◆ TASK ◆
Your response should contain every line from the data below that holds the string "title".

(Dataset rows for apps and sites)
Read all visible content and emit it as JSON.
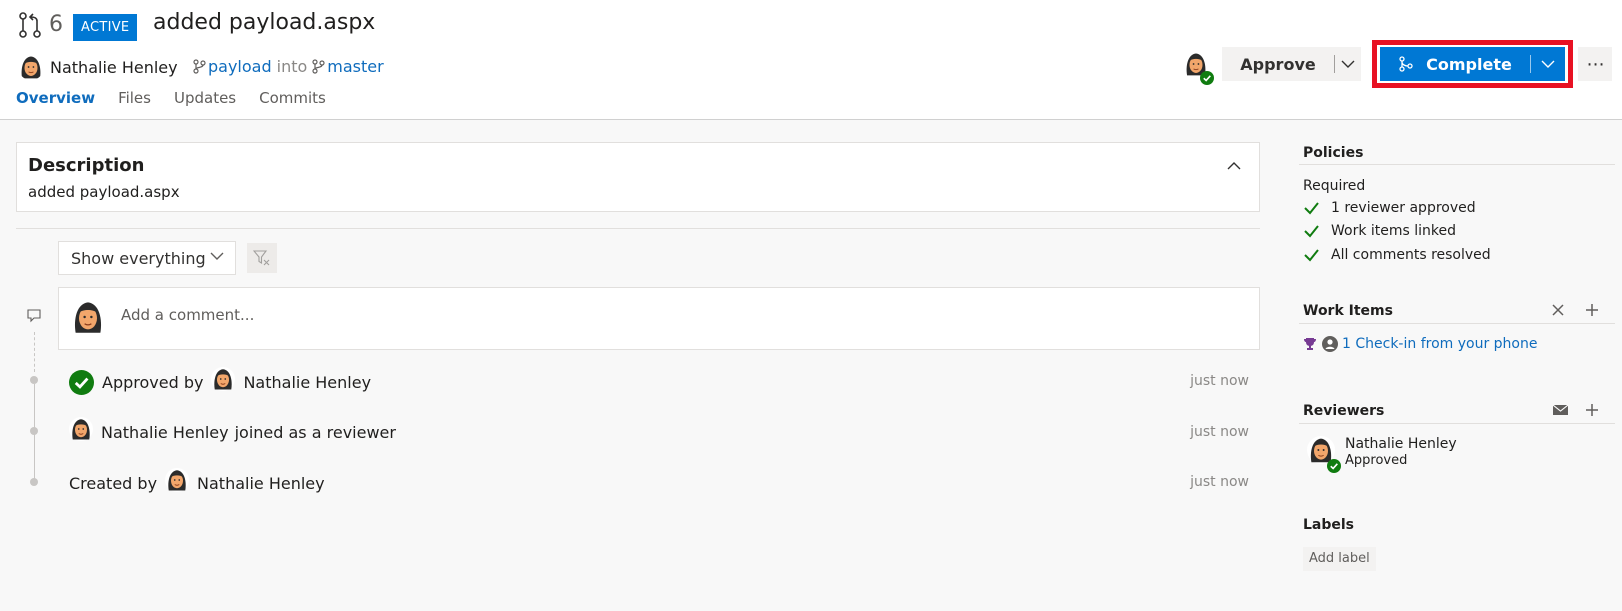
{
  "pr": {
    "id": "6",
    "status": "ACTIVE",
    "title": "added payload.aspx",
    "author": "Nathalie Henley",
    "source_branch": "payload",
    "into": "into",
    "target_branch": "master"
  },
  "tabs": [
    {
      "label": "Overview",
      "active": true
    },
    {
      "label": "Files",
      "active": false
    },
    {
      "label": "Updates",
      "active": false
    },
    {
      "label": "Commits",
      "active": false
    }
  ],
  "actions": {
    "approve_label": "Approve",
    "complete_label": "Complete",
    "more_label": "⋯"
  },
  "description": {
    "title": "Description",
    "body": "added payload.aspx"
  },
  "filter": {
    "selected": "Show everything"
  },
  "comment": {
    "placeholder": "Add a comment..."
  },
  "timeline": [
    {
      "prefix": "Approved by",
      "user": "Nathalie Henley",
      "suffix": "",
      "time": "just now"
    },
    {
      "prefix": "",
      "user": "Nathalie Henley",
      "suffix": "joined as a reviewer",
      "time": "just now"
    },
    {
      "prefix": "Created by",
      "user": "Nathalie Henley",
      "suffix": "",
      "time": "just now"
    }
  ],
  "sidebar": {
    "policies": {
      "title": "Policies",
      "required_label": "Required",
      "items": [
        "1 reviewer approved",
        "Work items linked",
        "All comments resolved"
      ]
    },
    "work_items": {
      "title": "Work Items",
      "link": "1 Check-in from your phone"
    },
    "reviewers": {
      "title": "Reviewers",
      "name": "Nathalie Henley",
      "status": "Approved"
    },
    "labels": {
      "title": "Labels",
      "add_label": "Add label"
    }
  },
  "colors": {
    "accent": "#0078d4",
    "link": "#0f6cbd",
    "success": "#107c10",
    "highlight_frame": "#e81123"
  },
  "icons": [
    "pull-request-icon",
    "branch-icon",
    "check-icon",
    "chevron-down-icon",
    "chevron-up-icon",
    "merge-icon",
    "more-icon",
    "filter-icon",
    "comment-icon",
    "close-icon",
    "plus-icon",
    "mail-icon",
    "trophy-icon",
    "avatar"
  ]
}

◆ SOLUTION FOR THIS EXERCISE ◆
    "title": "added payload.aspx",
    "title": "Description",
      "title": "Policies",
      "title": "Work Items",
      "title": "Reviewers",
      "title": "Labels",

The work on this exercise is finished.